Tribes and nations land in Tacoma with goal of ‘Honoring our Medicine.’
It’s summer, and in spite of every awful thing that’s going on in the world, our mood is good and all our thumbs are up today. The weather’s been mild, the warm rain has helped with water-conserving and fire-suppressing too. Our favorite feature of mild weather is that flowers bloom out more slowly than when it’s hot and dry, extending the number of days when we can breathe in the scents of sweet peas and lilies.
And of course we are looking forward to tonight’s Lakefair fireworks.
This is high summer, the peak of Northwest wonderfulness. Heat may now be ahead of us, but that’s OK too; it’s good to get enough of it to make us look forward to fall.

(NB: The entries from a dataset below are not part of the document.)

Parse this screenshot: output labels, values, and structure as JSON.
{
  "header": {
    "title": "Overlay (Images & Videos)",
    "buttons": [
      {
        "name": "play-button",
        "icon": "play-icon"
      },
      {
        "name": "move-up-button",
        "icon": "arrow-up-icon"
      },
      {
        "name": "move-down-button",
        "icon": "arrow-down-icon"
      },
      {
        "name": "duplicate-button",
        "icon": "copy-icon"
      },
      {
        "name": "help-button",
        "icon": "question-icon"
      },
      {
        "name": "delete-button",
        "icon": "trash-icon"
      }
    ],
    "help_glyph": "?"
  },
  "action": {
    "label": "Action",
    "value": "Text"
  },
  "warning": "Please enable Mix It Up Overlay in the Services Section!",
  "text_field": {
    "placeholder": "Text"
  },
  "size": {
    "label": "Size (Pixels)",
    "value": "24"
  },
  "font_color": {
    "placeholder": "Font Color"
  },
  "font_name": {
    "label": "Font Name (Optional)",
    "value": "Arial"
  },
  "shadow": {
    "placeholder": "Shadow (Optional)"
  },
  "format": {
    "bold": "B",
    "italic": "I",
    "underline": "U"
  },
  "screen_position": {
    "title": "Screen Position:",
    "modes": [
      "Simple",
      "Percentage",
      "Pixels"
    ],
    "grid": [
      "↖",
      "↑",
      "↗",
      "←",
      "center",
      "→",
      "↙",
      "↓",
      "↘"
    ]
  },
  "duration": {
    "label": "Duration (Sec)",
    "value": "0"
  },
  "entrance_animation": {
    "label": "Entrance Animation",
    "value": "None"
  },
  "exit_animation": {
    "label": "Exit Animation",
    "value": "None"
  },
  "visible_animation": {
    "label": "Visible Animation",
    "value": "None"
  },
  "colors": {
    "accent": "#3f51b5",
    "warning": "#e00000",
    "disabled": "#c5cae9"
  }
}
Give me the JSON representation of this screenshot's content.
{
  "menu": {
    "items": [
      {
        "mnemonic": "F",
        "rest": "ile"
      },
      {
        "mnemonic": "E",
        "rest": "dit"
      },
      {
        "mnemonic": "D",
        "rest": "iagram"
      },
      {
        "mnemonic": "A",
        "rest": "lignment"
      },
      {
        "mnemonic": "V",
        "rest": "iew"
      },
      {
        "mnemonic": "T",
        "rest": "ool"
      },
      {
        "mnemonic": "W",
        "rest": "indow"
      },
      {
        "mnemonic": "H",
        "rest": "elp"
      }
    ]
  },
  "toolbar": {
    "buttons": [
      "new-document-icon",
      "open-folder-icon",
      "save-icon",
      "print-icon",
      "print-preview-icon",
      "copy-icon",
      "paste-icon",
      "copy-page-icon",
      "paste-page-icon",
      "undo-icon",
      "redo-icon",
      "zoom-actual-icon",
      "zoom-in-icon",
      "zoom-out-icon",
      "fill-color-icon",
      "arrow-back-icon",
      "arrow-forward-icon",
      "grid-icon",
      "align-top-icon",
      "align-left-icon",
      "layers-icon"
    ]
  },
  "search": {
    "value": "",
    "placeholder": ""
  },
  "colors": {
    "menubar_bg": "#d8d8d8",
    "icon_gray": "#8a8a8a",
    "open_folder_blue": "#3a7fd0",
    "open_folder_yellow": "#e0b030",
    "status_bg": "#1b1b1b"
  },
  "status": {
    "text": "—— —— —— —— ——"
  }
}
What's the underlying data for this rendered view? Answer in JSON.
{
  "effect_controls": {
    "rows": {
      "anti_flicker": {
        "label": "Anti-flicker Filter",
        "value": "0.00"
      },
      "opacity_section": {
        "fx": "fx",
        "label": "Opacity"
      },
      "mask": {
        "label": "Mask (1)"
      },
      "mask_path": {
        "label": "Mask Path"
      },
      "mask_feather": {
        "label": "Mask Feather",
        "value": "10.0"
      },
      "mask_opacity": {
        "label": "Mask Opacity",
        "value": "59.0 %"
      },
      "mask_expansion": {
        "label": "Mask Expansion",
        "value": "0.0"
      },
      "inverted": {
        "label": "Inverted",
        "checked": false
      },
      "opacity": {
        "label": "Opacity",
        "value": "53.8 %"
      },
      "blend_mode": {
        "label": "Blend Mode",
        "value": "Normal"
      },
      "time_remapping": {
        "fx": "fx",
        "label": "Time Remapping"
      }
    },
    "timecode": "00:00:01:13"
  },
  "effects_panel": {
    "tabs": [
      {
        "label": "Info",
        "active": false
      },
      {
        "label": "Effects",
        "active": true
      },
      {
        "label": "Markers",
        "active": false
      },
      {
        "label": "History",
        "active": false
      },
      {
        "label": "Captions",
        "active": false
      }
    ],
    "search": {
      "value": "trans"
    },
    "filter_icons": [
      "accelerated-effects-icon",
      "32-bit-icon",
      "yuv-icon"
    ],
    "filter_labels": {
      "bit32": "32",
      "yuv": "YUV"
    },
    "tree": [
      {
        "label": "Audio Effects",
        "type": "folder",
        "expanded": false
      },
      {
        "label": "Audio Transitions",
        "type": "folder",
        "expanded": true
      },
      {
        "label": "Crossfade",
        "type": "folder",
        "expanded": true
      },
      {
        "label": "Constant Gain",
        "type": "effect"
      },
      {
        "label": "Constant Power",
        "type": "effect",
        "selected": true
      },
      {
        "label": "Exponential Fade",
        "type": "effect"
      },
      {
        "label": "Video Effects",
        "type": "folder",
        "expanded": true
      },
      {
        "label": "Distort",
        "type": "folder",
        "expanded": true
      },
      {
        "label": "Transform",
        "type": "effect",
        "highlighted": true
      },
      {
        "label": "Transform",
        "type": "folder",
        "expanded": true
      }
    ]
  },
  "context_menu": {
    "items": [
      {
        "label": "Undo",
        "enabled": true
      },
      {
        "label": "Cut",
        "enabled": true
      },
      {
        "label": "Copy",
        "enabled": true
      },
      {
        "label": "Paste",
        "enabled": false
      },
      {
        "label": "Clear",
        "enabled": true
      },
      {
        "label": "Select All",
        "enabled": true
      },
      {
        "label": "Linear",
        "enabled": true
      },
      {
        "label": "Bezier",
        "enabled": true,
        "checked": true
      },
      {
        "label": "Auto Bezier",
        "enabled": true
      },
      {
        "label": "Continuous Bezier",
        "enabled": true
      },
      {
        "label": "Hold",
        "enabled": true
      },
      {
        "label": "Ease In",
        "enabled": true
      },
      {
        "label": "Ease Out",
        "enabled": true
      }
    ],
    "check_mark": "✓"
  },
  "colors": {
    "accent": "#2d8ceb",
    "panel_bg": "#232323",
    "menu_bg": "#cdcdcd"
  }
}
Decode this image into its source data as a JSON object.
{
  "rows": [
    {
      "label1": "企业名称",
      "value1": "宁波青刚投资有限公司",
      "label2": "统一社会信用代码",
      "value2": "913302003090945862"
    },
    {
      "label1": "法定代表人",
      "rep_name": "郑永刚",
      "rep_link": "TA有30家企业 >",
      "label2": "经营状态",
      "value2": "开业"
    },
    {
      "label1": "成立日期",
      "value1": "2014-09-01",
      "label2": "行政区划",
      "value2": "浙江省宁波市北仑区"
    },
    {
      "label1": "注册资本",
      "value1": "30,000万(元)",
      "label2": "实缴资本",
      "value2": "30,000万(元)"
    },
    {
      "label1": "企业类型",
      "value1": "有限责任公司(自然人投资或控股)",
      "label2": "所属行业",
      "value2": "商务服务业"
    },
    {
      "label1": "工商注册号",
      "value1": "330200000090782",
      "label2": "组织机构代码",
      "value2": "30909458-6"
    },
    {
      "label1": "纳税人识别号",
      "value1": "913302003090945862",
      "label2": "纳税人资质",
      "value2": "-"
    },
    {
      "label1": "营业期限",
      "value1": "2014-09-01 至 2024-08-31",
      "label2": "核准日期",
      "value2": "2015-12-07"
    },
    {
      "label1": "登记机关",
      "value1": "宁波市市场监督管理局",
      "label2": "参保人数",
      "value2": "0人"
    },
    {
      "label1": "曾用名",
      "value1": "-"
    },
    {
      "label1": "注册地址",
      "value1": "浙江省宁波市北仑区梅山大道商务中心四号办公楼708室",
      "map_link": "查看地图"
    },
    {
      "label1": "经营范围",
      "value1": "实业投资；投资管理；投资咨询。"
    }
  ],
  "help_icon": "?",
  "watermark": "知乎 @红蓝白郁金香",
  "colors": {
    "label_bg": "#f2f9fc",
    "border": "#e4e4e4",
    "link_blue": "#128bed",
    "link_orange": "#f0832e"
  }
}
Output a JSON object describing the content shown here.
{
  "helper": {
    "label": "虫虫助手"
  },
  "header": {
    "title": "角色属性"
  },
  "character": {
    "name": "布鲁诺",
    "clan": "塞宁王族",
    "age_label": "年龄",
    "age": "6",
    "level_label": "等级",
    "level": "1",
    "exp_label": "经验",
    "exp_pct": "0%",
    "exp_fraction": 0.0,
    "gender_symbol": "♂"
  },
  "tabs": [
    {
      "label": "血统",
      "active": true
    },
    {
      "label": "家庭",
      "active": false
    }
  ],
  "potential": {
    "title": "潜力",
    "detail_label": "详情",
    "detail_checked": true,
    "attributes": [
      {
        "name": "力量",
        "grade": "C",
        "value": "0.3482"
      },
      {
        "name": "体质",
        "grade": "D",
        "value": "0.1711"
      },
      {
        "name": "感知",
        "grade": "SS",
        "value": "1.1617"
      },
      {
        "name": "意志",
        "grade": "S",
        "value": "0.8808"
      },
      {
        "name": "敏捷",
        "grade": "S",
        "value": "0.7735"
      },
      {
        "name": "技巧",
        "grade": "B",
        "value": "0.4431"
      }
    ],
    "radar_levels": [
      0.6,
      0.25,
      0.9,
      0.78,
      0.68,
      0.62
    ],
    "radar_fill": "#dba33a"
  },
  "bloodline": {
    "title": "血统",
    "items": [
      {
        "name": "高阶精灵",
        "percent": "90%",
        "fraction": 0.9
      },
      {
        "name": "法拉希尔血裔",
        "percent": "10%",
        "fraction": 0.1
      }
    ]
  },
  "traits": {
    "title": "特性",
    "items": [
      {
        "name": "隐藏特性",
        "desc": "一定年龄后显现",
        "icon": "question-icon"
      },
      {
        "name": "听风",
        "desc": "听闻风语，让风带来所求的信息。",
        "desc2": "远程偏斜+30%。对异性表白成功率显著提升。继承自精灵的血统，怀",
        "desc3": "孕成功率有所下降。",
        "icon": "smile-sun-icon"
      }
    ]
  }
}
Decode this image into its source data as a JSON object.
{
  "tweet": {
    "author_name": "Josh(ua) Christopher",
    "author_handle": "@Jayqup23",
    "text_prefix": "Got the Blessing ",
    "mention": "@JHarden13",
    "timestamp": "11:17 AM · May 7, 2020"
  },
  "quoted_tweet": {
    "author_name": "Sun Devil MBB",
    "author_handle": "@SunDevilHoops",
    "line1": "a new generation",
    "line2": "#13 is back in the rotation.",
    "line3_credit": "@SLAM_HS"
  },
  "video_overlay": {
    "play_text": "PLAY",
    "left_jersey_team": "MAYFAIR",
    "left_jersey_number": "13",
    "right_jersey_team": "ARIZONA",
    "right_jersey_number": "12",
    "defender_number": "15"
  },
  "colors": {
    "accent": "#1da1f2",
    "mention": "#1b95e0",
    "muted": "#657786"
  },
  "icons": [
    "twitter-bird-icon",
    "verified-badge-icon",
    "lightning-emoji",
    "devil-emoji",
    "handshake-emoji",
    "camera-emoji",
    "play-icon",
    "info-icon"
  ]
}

Hands up: Tribal canoes paddling to Lummi
Our hands are up in a traditional Salish greeting for this year’s tribal Canoe Journey, which is underway, with two canoes each from the Squaxin and Nisqually tribes now paddling north to the host Lummi Nation near Bellingham.
More than 100 canoes are expected to arrive there on Wednesday, July 24 for several days of dancing, drumming, storytelling and traditional gift-giving. They will come from coastal and Puget Sound tribes both in the U. S. and British Columbia. The public is welcome to attend.
Nisqually tribal council member and canoe skipper Hanford McCloud says, “This is our tradition of travel on the water, our ancestral highways.” Over the years, he says, “the canoe journey is bringing back our prayers, and revitalizing our understanding of what the water means to coastal Salish people. We want our young people to be strong and prosper in these traditions, and to know that this water ripples across the world.”
The modern Canoe Journey tradition started in 1989, during the state centennial, and has become an enduring part of the cultural and political renaissance of local tribes. We wish them all a safe and successful voyage.
Thumbs up: No ads on buses
The first half dozen new, advertising-free Intercity Transit buses have hit the streets, and they look quite sleek. We applaud IT’s decision to go ad-free to avoid the controversies and expensive lawsuits that political and other ads can cause.
IT General Manager Ann Freeman-Manzanares says the ads also caused confusion: “One person said she wasn’t sure if the bus was on its route or headed to the casino.” And she says riders didn’t like ads covering the windows; they appreciate being able to see out better.
We wondered if the ads could be replaced with local art – but she sensibly noted that art can be every bit as controversial as ads. So OK, we will settle for a restful-to-the-eyes break from relentless advertising.
Thumbs up: Video candidate forums and voters guides you can’t lose
Time speeds up in the summer, so Aug. 6 – our primary election date – will sneak up on you before you’re ready, just like Lakefair did.
Your official primary voters’ guide should be somewhere in your house by now. Surely you can find it, can’t you? If not, it’s online on the Thurston County Auditor’s website.
And if you need to upgrade your mail storage habits, you’d better turn over that new leaf now, because your ballot is on its way – and may have already arrived. You won’t want to find it on top of your refrigerator six weeks from now.
There’s are a few other resources that you can’t misplace and may find helpful: The League of Women Voters hosted local candidate forums on Thurston Community Media that are available on its Youtube channel for your viewing pleasure.
Meanwhile, Olympian reporter Abby Spegman is credited with assembling all the candidate information for an online voters guide on the contested races for city councils and school boards in Olympia, Lacey and Tumwater. (The candidate responses also are being published in Monday’s print newspapers, but don’t worry about saving them when you can go online.)
Thumbs way up: Sculpture downtown
Every year, the city of Olympia improves the public’s vocabulary with its “Plinth Project.” (Plinth: a heavy base supporting a vase or statue.) We think alliteration won out over “Sculpture exhibition and contest,” which is what this is.
There are 15 plinths along the Percival Landing boardwalk; each has a new sculpture each year, and each of us gets to vote for one that the city will buy and display somewhere permanently. The rest are offered for sale to the public by the artists who made them.
It is absolutely worth the time to take a pleasant, easy stroll and look at all of them. There is a container of ballots attached to the fence about midway through the walk that can be filled out and mailed, or deposited at the Olympia Center. You also can vote online on the city’s website. And you don’t have to live in Olympia or be a registered voter to participate.
We’re not endorsing candidates in the government primary election, but we do have a strong favorite in this election: It’s sculpture No. 8, “Truth Beloved” by Mardi Rees. We hope you will agree, but even if you don’t, let your voice be heard on art and in the upcoming primary.